Italian Market | 1019 S. 9th Street
Around since 1920, this third-generation butcher shop has long been one of the meat mainstays of the Italian Market. But in the past 25 years or so, the sausage end of the business has really taken off, now accounting for about 60 percent of sales. Pick any of the chicken sausages, but the spinach-and-provolone-spiked is best.
Everywhere | Various Locations
Fussy home cooks who don’t have a butcher nearby and don’t want to overpay at Whole Foods know that Lancaster Brand steaks, available exclusively at Acme, are some of the best available for the money.

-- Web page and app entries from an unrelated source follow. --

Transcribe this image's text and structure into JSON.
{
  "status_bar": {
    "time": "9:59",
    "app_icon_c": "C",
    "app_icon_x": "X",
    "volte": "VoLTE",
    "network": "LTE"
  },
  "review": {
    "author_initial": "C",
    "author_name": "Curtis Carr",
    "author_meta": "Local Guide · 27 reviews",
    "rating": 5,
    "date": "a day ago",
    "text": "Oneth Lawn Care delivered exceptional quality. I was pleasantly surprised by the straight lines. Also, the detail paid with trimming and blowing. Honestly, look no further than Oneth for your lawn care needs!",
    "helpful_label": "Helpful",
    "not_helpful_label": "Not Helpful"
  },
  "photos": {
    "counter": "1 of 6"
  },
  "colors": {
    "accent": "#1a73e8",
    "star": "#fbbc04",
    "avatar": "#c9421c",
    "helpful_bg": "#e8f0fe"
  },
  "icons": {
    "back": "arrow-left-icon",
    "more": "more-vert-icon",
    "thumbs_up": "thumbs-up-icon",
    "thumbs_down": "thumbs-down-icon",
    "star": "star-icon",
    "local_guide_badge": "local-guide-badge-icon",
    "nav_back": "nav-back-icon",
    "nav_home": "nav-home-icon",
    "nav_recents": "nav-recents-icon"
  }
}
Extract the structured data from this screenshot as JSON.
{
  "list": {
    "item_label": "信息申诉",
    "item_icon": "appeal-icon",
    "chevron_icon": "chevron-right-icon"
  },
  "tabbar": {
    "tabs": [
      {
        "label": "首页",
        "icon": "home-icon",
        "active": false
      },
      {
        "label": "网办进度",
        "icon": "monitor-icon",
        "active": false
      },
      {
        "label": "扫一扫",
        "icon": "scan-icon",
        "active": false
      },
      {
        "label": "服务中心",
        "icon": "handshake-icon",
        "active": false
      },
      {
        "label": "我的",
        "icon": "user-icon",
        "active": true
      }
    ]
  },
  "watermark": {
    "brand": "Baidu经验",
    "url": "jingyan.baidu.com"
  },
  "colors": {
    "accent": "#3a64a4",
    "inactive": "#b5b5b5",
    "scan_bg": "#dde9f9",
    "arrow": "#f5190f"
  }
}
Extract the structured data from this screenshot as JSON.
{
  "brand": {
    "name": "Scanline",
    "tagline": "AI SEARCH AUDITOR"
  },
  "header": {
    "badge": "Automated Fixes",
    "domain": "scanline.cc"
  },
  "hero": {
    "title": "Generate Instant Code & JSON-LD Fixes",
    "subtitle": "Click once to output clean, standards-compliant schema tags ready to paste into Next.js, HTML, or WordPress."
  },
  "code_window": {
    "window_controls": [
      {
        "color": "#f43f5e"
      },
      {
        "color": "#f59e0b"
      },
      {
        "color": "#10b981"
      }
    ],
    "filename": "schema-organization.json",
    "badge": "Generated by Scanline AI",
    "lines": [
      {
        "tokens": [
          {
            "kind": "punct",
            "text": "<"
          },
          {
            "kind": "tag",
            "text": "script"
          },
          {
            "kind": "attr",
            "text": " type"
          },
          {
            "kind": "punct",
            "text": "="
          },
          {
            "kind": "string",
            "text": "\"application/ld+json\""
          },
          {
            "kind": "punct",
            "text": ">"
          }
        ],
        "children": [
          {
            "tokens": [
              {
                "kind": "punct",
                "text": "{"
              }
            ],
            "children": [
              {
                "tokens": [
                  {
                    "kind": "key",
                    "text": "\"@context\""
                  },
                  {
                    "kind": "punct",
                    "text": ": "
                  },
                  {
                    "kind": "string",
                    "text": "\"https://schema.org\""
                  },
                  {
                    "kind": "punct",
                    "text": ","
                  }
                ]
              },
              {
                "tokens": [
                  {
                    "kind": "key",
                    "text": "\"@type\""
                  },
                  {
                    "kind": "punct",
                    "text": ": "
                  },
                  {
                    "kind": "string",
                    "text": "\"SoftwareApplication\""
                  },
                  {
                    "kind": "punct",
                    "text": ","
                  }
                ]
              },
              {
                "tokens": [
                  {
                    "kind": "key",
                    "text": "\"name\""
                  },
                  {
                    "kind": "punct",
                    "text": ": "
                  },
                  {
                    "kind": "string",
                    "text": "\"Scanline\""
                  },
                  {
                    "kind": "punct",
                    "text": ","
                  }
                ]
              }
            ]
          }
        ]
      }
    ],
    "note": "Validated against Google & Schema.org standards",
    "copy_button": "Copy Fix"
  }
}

Northeast Philly | 3370 Tilton Street
The pierogies and stuffed cabbage are great, but it’s the smoked Polish kielbasa that has us willing to drive all the way into Northeast Philly. Czerw’s has been around for 75 years and has a large and devoted following. Case in point: They open at 7 a.m. on Saturdays and are sold out of most meats by 11.
Reading Terminal Market | 1100 Filbert Street
For a region so rich in German heritage, we typically haven’t taken our Germanic meats too seriously. But that all changed when Jeremy Nolen, chef at Brauhaus Schmitz, opened his meat market at Reading Terminal last year. Whether you go for the bratwurst, speckwurst or bauernwurst (don’t worry; they’ll explain the differences), you simply can’t go wrong.
Lombardi’s Prime Meats
South Philly | 1801 Packer Avenue
Some people like to go to Esposito’s Meats on 9th Street for their prime cuts of beef, but we find the staff rude and the goods not worth the hype. This little butcher shop in deep South Philadelphia, on the other hand, has customer service to match its superior meats.
Drexel Hill | 1216 Township line Road
Di Bruno’s is great. But it’s also insanely expensive. For the same soppressata, salami, prosciutto and coppa carried by the iconic Philadelphia cheese shop, but at a lower price, seek out this Delaware County deli, which has a full array.
Online | Rastellidirect.com
Everybody seems to buy everything online these days, so why not steaks? If you’re looking for the richly marbled USDA prime cuts you find at some of the area’s finer steakhouses, you can get them delivered to your door, deep-frozen and vacuum-sealed, from this Swedesboro distributor, which started out as a little butcher shop back in the ’70s. Suspicious of frozen UPS’d steaks? So were we. Until we tried these.